Those on the left (and the right) who claim that the debt is not ours, as a democracy in a world where capitalists are supposed to assume their own risks, ignore the fact that it has been made ours. In part by the actions of our previous government, in part by the governing fiscal orthodoxy of Europe and the European Central bank:
"Lazzarato’s characterization of neoliberalism as a totalizing, authoritarian politics of control leaves you wondering whether debt isn’t an experiment designed to test sociologist Barrington Moore’s thesis, “No bourgeoisie, no democracy” — especially when you consider that debt functions by placing liens on property, a defining bourgeoisie mainstay. Though Lazzarato admits that debt works “as a ‘capture,’ ‘predation,’ and ‘extraction’ machine on the whole of society,” it also works certain spiritual effects, functioning “as a mechanism for the production and ‘government’ of collective and individual subjectivities.” Neoliberal debt discourse rests on a deep entanglement of economic reasoning, moral suasion, and established social convention.”

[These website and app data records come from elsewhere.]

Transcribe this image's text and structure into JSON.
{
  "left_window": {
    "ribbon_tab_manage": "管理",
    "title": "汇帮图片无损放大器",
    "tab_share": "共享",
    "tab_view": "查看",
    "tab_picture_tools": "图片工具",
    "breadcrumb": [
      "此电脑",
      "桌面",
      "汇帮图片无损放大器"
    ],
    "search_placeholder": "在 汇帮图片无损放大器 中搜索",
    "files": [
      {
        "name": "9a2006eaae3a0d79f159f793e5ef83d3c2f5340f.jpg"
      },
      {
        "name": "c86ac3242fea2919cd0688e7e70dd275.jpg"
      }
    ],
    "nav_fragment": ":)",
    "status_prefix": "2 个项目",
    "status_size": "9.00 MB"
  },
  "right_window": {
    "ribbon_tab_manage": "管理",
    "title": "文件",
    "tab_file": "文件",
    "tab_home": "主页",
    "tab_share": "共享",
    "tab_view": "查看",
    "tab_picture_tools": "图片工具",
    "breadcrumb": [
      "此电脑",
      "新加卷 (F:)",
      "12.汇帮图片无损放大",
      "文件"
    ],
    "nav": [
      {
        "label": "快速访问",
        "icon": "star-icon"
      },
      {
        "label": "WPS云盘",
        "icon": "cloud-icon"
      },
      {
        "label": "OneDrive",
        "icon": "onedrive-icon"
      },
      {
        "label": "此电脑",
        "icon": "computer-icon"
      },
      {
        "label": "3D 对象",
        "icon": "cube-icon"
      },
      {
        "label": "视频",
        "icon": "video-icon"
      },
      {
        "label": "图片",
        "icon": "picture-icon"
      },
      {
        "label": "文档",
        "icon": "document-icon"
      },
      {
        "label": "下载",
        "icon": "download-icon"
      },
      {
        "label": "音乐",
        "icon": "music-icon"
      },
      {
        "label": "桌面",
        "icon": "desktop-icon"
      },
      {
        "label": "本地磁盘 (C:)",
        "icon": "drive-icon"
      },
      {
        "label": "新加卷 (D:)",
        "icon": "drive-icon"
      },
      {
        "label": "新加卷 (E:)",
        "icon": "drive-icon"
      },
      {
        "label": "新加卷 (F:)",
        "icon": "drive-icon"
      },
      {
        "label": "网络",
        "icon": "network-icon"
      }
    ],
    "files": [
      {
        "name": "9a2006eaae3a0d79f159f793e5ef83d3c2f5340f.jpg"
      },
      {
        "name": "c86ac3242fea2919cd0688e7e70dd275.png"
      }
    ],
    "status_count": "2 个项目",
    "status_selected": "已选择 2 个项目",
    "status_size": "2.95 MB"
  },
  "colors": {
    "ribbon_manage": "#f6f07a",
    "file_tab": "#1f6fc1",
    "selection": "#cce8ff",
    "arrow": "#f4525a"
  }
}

Such control reminds me of the Magdalen laundries, which forced their inmates - as ‘penitents’ - to repay their moral debt, through unpaid work, to a society which had forced them out and which relied on such institutions to function as a Catholic whole. The alternative in each case naturally threatens the foundations of the society (such as our taking on debt, to drive growth, to erode debt):
"Not only must all existing debt be annulled, but debt itself must be exposed for what it is, namely, “not an economic problem but an apparatus of power designed not only to impoverish … but to bring about catastrophe,” and tossed into the dustbin of history."
A debt-free world would have to be one which eradicated Keynesianism, and most forms of doing business under capitalism. But neoliberalism has already part-accomplished the former, by restricting the extent to which states can intervene in the markets to stimulate growth; and has also started to achieve the latter, in that what new debt the state has taken on (Ireland above all) has been in relation to banks, thus disrupting the expected division of risks and losses between private investors. Debt repudiation is an anti-neoliberal fantasy, which is in a way merely a mirror of what neoliberalism has really done to the world. Debt restructuring, as Ireland has belatedly entered into, is a cosmetic rearrangement and marginal reduction of these economic burdens. Somewhere in between there must be a politically achievable revolt against the structures of control in our society… mustn’t there?